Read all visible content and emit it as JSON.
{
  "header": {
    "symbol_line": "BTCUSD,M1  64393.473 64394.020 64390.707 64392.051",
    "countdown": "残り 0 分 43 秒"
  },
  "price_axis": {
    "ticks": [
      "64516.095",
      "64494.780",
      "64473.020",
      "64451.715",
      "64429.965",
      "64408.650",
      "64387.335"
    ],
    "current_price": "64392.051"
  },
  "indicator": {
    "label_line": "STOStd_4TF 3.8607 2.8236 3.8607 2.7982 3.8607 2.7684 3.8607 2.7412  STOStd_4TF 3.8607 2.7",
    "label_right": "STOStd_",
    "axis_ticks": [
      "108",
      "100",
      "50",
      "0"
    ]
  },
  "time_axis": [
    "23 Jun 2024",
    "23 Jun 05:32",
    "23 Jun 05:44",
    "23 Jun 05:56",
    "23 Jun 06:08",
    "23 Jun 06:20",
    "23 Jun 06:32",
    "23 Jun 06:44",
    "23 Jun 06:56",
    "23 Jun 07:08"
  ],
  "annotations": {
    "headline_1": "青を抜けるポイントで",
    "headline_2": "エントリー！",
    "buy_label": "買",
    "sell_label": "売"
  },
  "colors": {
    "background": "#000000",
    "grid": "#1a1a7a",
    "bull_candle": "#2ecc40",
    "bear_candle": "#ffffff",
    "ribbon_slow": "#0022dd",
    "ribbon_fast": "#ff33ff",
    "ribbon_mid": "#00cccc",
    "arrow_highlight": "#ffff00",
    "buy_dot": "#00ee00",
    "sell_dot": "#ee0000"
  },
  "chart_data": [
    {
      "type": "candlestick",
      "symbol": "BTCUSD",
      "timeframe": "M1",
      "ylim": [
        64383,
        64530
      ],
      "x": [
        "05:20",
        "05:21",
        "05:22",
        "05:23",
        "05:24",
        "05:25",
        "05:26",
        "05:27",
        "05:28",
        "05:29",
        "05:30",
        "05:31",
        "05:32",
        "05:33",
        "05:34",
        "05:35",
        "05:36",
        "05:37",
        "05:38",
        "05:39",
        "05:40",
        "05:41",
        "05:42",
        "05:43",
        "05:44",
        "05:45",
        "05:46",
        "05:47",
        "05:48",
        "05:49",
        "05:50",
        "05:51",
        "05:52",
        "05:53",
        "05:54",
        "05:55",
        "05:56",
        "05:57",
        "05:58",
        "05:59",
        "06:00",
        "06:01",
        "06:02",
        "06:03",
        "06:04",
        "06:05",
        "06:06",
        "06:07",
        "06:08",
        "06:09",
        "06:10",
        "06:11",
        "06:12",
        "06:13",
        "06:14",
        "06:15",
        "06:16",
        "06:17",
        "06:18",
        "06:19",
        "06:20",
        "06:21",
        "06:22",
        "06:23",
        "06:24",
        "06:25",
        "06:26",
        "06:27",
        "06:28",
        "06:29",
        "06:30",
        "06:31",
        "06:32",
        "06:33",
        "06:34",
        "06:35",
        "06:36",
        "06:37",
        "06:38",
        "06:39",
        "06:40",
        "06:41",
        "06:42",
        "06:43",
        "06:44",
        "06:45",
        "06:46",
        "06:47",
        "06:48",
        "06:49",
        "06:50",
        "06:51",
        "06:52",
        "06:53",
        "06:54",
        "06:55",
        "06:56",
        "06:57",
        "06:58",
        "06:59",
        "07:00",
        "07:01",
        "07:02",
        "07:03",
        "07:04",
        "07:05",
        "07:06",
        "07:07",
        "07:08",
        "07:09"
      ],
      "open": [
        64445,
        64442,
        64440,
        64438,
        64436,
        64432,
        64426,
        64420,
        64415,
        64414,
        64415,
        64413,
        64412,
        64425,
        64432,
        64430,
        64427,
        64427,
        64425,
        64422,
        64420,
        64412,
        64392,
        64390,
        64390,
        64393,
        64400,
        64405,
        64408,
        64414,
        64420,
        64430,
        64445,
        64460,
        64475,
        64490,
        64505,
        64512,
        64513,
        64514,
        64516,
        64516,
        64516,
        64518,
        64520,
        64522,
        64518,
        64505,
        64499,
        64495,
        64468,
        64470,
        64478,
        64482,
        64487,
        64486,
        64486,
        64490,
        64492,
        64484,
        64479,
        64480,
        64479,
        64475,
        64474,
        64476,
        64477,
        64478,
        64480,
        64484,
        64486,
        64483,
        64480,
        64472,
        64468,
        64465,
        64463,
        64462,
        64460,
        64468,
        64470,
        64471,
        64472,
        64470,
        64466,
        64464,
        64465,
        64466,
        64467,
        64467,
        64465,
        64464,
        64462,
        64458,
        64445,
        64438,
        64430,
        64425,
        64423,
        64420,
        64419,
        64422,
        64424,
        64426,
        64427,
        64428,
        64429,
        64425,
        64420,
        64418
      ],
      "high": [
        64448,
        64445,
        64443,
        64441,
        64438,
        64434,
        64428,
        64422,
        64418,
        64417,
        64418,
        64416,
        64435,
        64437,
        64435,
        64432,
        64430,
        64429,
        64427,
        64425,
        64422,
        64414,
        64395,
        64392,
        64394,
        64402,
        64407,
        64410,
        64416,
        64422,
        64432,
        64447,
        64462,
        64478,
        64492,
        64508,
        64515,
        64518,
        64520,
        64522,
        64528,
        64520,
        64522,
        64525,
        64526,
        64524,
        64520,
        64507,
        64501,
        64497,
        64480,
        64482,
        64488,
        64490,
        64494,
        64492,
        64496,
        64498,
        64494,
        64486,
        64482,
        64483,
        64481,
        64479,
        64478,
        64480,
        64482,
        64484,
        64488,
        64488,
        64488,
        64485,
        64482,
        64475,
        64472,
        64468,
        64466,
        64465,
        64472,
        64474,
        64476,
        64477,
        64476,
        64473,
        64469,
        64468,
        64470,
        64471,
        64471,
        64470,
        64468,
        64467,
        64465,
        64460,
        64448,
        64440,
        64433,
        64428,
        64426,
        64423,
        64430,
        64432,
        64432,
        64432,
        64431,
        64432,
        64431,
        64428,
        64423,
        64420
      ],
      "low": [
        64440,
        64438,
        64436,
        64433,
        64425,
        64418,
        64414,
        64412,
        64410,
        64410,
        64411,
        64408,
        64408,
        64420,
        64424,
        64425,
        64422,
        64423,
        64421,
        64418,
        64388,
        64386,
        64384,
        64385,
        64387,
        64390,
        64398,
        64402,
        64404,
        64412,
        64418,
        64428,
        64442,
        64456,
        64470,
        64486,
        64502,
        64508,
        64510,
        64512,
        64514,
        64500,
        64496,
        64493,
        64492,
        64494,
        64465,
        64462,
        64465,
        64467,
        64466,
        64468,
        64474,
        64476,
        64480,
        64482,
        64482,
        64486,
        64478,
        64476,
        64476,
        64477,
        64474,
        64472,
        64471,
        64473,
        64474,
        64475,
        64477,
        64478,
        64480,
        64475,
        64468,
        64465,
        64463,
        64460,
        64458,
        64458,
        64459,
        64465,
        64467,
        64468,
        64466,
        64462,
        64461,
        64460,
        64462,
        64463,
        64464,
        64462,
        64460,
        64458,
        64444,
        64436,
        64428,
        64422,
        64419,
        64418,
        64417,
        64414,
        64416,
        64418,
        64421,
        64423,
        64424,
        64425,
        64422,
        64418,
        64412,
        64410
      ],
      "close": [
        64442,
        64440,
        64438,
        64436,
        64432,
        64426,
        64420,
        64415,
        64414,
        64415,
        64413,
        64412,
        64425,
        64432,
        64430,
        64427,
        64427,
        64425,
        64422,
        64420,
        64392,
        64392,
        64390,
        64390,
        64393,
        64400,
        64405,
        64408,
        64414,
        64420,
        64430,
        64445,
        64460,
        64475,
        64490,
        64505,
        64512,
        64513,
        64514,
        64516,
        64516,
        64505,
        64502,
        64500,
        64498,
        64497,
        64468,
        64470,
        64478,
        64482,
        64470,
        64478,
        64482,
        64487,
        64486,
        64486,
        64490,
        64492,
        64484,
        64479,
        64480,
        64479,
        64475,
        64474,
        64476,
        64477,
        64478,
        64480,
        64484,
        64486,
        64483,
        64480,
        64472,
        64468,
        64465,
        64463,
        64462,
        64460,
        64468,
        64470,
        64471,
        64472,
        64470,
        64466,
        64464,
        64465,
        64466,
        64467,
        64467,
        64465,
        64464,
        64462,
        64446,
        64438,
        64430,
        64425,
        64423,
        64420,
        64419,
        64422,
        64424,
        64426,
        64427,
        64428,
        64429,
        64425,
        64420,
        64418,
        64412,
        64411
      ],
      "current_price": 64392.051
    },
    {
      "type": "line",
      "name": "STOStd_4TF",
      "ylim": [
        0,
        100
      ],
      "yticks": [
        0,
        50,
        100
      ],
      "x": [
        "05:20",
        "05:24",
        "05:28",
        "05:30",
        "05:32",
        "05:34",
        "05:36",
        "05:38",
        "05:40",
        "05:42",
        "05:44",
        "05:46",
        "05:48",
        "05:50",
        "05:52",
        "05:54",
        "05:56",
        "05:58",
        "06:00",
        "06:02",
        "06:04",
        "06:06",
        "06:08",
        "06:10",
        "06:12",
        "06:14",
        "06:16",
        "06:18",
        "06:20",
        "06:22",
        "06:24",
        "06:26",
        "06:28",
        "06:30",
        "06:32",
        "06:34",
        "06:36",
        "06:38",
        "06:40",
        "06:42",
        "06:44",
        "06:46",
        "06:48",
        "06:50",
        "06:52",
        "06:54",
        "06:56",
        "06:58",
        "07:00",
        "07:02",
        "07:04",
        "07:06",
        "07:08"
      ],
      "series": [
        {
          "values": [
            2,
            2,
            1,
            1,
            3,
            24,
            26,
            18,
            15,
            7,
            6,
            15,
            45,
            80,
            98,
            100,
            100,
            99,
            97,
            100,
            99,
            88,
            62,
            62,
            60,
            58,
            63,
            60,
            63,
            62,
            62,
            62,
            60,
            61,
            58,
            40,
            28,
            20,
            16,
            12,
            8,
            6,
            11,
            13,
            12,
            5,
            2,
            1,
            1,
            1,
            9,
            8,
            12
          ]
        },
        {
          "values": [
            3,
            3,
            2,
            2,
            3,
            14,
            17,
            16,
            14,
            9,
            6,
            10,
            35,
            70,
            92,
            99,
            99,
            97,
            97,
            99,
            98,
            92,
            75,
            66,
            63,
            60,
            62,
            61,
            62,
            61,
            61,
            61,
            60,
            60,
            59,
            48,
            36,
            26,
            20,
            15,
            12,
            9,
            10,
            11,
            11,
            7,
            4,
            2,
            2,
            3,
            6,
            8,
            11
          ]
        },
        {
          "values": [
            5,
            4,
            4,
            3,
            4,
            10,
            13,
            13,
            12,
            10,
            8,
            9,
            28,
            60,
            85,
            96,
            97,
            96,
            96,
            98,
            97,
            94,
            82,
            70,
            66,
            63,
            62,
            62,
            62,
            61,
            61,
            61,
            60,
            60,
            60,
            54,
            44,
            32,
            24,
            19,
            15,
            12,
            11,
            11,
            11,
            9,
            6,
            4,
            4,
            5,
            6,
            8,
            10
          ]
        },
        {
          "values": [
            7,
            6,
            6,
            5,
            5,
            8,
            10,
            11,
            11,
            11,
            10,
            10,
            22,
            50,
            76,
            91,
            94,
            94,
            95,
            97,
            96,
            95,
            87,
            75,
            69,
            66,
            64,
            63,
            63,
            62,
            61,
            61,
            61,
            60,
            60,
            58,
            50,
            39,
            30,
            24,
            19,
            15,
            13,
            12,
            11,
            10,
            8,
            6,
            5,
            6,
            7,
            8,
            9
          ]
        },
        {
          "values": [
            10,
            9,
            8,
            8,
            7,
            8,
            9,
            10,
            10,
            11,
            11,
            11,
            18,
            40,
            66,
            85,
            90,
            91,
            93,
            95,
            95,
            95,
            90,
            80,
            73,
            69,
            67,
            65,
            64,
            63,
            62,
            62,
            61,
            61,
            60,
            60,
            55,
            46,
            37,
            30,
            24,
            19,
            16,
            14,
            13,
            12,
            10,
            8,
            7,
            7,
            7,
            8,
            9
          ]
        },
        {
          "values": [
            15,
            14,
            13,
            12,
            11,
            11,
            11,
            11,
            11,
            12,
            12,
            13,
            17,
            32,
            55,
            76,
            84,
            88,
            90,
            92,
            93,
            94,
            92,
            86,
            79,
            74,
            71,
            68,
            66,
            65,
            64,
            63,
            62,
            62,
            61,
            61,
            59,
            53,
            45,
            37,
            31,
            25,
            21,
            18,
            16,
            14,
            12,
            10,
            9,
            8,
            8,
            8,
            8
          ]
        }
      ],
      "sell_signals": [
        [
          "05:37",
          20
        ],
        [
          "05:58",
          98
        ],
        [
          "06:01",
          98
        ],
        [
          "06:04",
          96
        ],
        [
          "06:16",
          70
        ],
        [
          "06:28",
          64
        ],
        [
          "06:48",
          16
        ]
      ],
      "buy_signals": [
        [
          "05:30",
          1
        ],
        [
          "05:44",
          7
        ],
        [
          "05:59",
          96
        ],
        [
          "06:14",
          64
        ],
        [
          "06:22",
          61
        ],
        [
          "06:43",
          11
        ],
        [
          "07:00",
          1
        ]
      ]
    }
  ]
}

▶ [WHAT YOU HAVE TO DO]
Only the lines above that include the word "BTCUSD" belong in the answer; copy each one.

▶ [TASK RESPONSE]
    "symbol_line": "BTCUSD,M1  64393.473 64394.020 64390.707 64392.051",
      "symbol": "BTCUSD",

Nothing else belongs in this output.